Perception of the timing and severity of risks is another critical factor. Immediate, obvious risks are more likely to motivate action. Motivation can be low if risks are seen as a problem for the distant future, even if impacts may eventually be devastating.
Political, economic and logistical support from government moderately influences the success of community relocation. Relocation may still occur without government support, but this is not preferable and the chances of success are lower.
Strong local leadership can improve the capacity of communities to face the reality of relocation and then to resettle. Strategic leadership from outside agencies is a complement to local leadership, not a substitute.
Strategic and land-use planning systems will be central public agencies in many climigration cases.
Planners already have relevant skills and training. These include community consultation, mediation and stakeholder engagement. Planners can coordinate land acquisition and development applications. They can provide temporary housing, infrastructure and transportation.
Planning for climigration also requires other professional input, including disaster management, social psychology and engineering.
Strategic planning for climigration should begin as early as possible. Vulnerable communities can be identified using risk mapping.
Alternative sites can then be shortlisted and potential logistical demands identified.
Securing land for relocation may place planners in the middle of competing forces. They need to be careful and deliberative to balance the expectations of residents, government, and the market.
Consultation is vital to secure community consensus in the event of climigration. It is a key tool for planners to explain risks and engage residents in crucial decisions.
Specific policy frameworks for climigration are preferable but not essential. When used, they can improve coordination and reduce the risk of negative outcomes.
A confronting concept
While climigration is not yet a common planning issue, it is likely to become an increasingly urgent agenda. Climigration events like those in Louisiana, Alaska and Queensland are just the first wave.
There are limits to the feasibility of climigration. It might only be viable for small towns and villages. Undoubtedly there will be cases where climigration is rejected as too much of challenge.
Triage-based planning could be helpful in deciding which communities to relocate.

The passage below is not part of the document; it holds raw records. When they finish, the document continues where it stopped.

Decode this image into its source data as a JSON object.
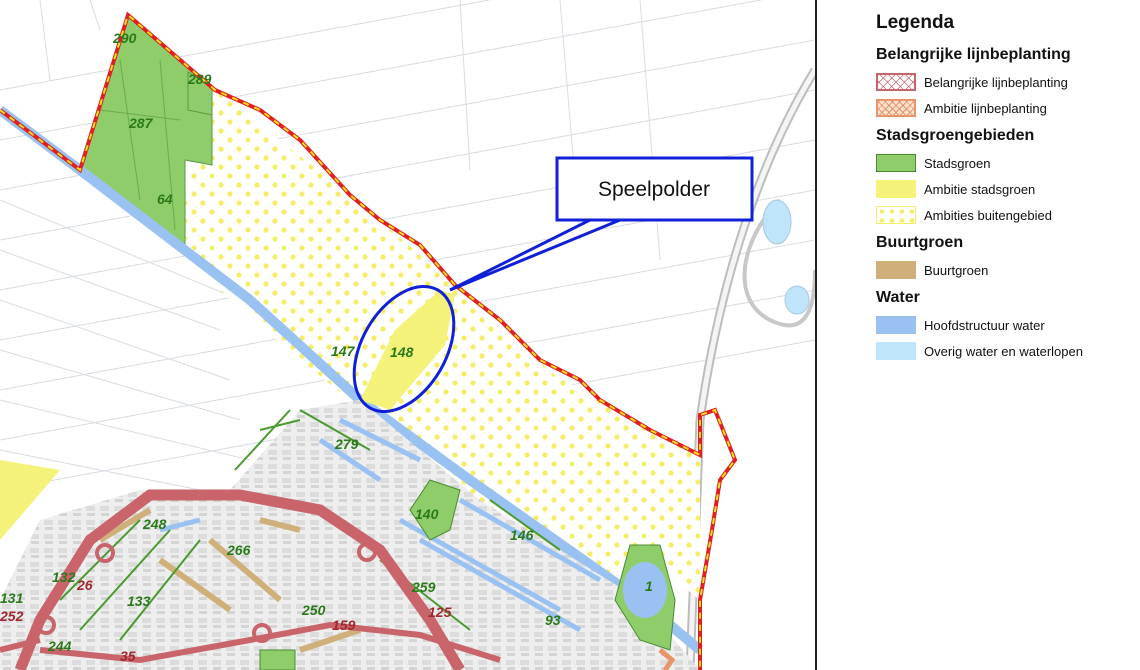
{
  "map": {
    "callout": "Speelpolder",
    "area_labels": [
      {
        "text": "290",
        "kind": "green"
      },
      {
        "text": "289",
        "kind": "green"
      },
      {
        "text": "287",
        "kind": "green"
      },
      {
        "text": "64",
        "kind": "green"
      },
      {
        "text": "147",
        "kind": "green"
      },
      {
        "text": "148",
        "kind": "green"
      },
      {
        "text": "279",
        "kind": "green"
      },
      {
        "text": "140",
        "kind": "green"
      },
      {
        "text": "146",
        "kind": "green"
      },
      {
        "text": "1",
        "kind": "green"
      },
      {
        "text": "248",
        "kind": "green"
      },
      {
        "text": "266",
        "kind": "green"
      },
      {
        "text": "132",
        "kind": "green"
      },
      {
        "text": "26",
        "kind": "red"
      },
      {
        "text": "131",
        "kind": "green"
      },
      {
        "text": "133",
        "kind": "green"
      },
      {
        "text": "259",
        "kind": "green"
      },
      {
        "text": "125",
        "kind": "red"
      },
      {
        "text": "250",
        "kind": "green"
      },
      {
        "text": "159",
        "kind": "red"
      },
      {
        "text": "93",
        "kind": "green"
      },
      {
        "text": "252",
        "kind": "red"
      },
      {
        "text": "244",
        "kind": "green"
      },
      {
        "text": "35",
        "kind": "red"
      }
    ]
  },
  "legend": {
    "title": "Legenda",
    "sections": [
      {
        "heading": "Belangrijke lijnbeplanting",
        "items": [
          {
            "label": "Belangrijke lijnbeplanting",
            "swatch": "hatch-red"
          },
          {
            "label": "Ambitie lijnbeplanting",
            "swatch": "hatch-orange"
          }
        ]
      },
      {
        "heading": "Stadsgroengebieden",
        "items": [
          {
            "label": "Stadsgroen",
            "swatch": "#8fcd6b"
          },
          {
            "label": "Ambitie stadsgroen",
            "swatch": "#f5f27a"
          },
          {
            "label": "Ambities buitengebied",
            "swatch": "dots-yellow"
          }
        ]
      },
      {
        "heading": "Buurtgroen",
        "items": [
          {
            "label": "Buurtgroen",
            "swatch": "#d0b07a"
          }
        ]
      },
      {
        "heading": "Water",
        "items": [
          {
            "label": "Hoofdstructuur water",
            "swatch": "#99c2f2"
          },
          {
            "label": "Overig water en waterlopen",
            "swatch": "#c0e5fa"
          }
        ]
      }
    ]
  },
  "colors": {
    "stadsgroen": "#8fcd6b",
    "ambitie_stadsgroen": "#f5f27a",
    "buitengebied_dot": "#f3ee66",
    "buurtgroen": "#d0b07a",
    "water_main": "#99c2f2",
    "water_other": "#c0e5fa",
    "boundary_red": "#e02020",
    "boundary_yellow": "#f5e020",
    "line_planting": "#c8646a",
    "callout_blue": "#1020d8",
    "label_green": "#2a7a1a",
    "label_red": "#a02830"
  }
}
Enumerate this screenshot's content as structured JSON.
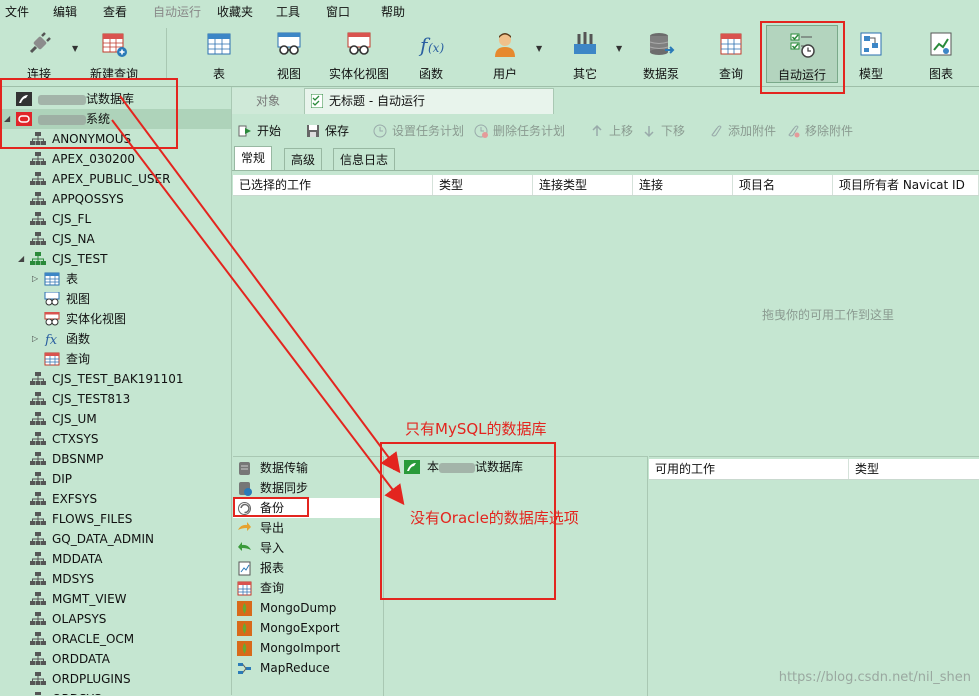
{
  "menu": [
    "文件",
    "编辑",
    "查看",
    "自动运行",
    "收藏夹",
    "工具",
    "窗口",
    "帮助"
  ],
  "toolbar": {
    "connect": "连接",
    "new_query": "新建查询",
    "table": "表",
    "view": "视图",
    "mview": "实体化视图",
    "function": "函数",
    "user": "用户",
    "other": "其它",
    "datapump": "数据泵",
    "query": "查询",
    "automation": "自动运行",
    "model": "模型",
    "chart": "图表"
  },
  "tree": {
    "conn_mysql_suffix": "试数据库",
    "conn_oracle_suffix": "系统",
    "schemas_a": [
      "ANONYMOUS",
      "APEX_030200",
      "APEX_PUBLIC_USER",
      "APPQOSSYS",
      "CJS_FL",
      "CJS_NA"
    ],
    "cjs_test": "CJS_TEST",
    "cjs_children": [
      "表",
      "视图",
      "实体化视图",
      "函数",
      "查询"
    ],
    "schemas_b": [
      "CJS_TEST_BAK191101",
      "CJS_TEST813",
      "CJS_UM",
      "CTXSYS",
      "DBSNMP",
      "DIP",
      "EXFSYS",
      "FLOWS_FILES",
      "GQ_DATA_ADMIN",
      "MDDATA",
      "MDSYS",
      "MGMT_VIEW",
      "OLAPSYS",
      "ORACLE_OCM",
      "ORDDATA",
      "ORDPLUGINS",
      "ORDSYS"
    ]
  },
  "tabs": {
    "objects": "对象",
    "current": "无标题 - 自动运行"
  },
  "actions": {
    "start": "开始",
    "save": "保存",
    "set_schedule": "设置任务计划",
    "delete_schedule": "删除任务计划",
    "move_up": "上移",
    "move_down": "下移",
    "add_attachment": "添加附件",
    "remove_attachment": "移除附件"
  },
  "subtabs": [
    "常规",
    "高级",
    "信息日志"
  ],
  "grid_columns": [
    "已选择的工作",
    "类型",
    "连接类型",
    "连接",
    "项目名",
    "项目所有者 Navicat ID"
  ],
  "drop_hint": "拖曳你的可用工作到这里",
  "job_types": [
    "数据传输",
    "数据同步",
    "备份",
    "导出",
    "导入",
    "报表",
    "查询",
    "MongoDump",
    "MongoExport",
    "MongoImport",
    "MapReduce"
  ],
  "mid_panel": {
    "conn_prefix": "本",
    "conn_suffix": "试数据库"
  },
  "available": {
    "col_jobs": "可用的工作",
    "col_type": "类型"
  },
  "annotations": {
    "mysql_only": "只有MySQL的数据库",
    "no_oracle": "没有Oracle的数据库选项"
  },
  "watermark": "https://blog.csdn.net/nil_shen",
  "colors": {
    "background": "#c5e6d1",
    "highlight_box": "#e3251f"
  }
}
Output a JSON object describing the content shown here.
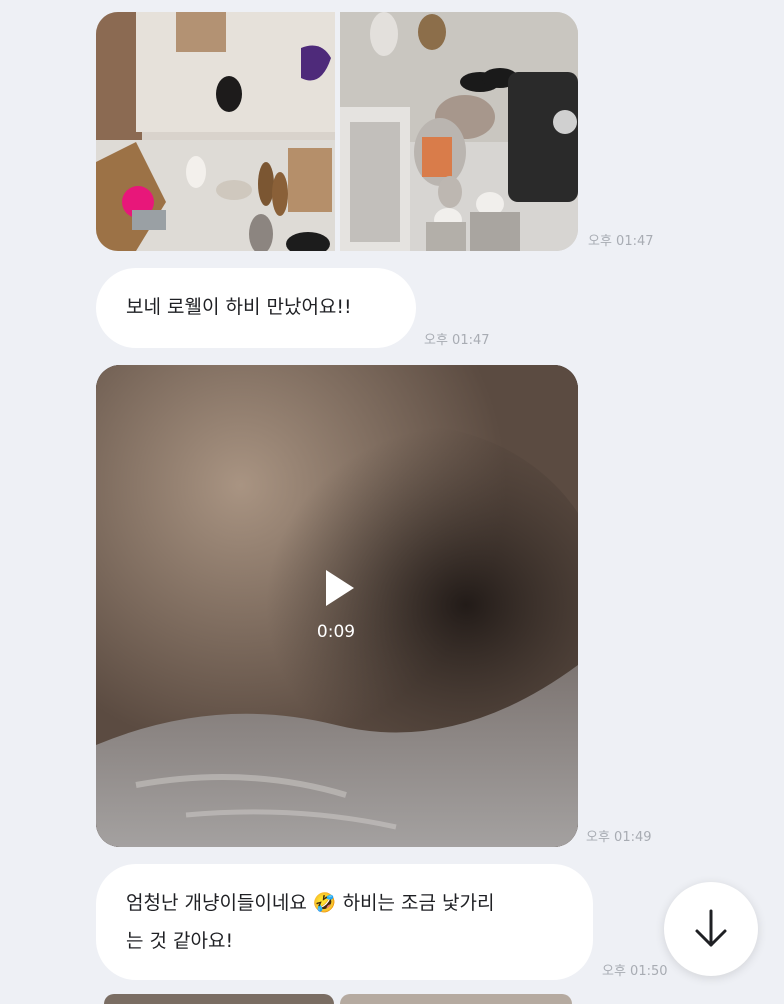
{
  "messages": [
    {
      "type": "photo_pair",
      "time": "오후 01:47"
    },
    {
      "type": "text",
      "text": "보네 로웰이 하비 만났어요!!",
      "time": "오후 01:47"
    },
    {
      "type": "video",
      "duration": "0:09",
      "time": "오후 01:49"
    },
    {
      "type": "text",
      "text_line1": "엄청난 개냥이들이네요 🤣 하비는 조금 낯가리",
      "text_line2": "는 것 같아요!",
      "time": "오후 01:50"
    }
  ],
  "controls": {
    "scroll_down_icon": "arrow-down-icon",
    "play_icon": "play-icon"
  },
  "colors": {
    "background": "#eef0f5",
    "bubble": "#ffffff",
    "timestamp": "#a8acb3"
  }
}
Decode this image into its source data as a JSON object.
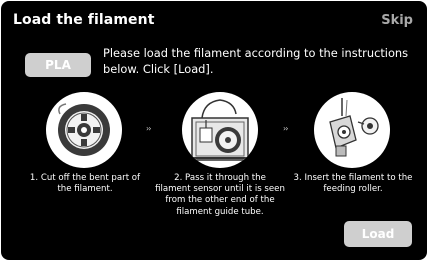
{
  "header": {
    "title": "Load the filament",
    "skip_label": "Skip"
  },
  "material": {
    "label": "PLA"
  },
  "instructions": "Please load the filament according to the instructions below. Click [Load].",
  "steps": [
    {
      "text": "1. Cut off the bent part of the filament.",
      "image_icon": "filament-spool-icon"
    },
    {
      "text": "2. Pass it through the filament sensor until it is seen from the other end of the filament guide tube.",
      "image_icon": "printer-filament-sensor-icon"
    },
    {
      "text": "3. Insert the filament to the feeding roller.",
      "image_icon": "extruder-feeding-roller-icon"
    }
  ],
  "arrow_glyph": "››",
  "actions": {
    "load_label": "Load"
  },
  "colors": {
    "background": "#000000",
    "button": "#cfcfcf",
    "text": "#ffffff",
    "skip": "#a8a8a8"
  }
}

Accepting the notion of climigration may be the biggest challenge for planners. The idea that the only viable future for a community is to be relocated elsewhere is unusual and confronting. Managing climigration through planning practice may prove more straightforward than adjusting to the idea in the first place.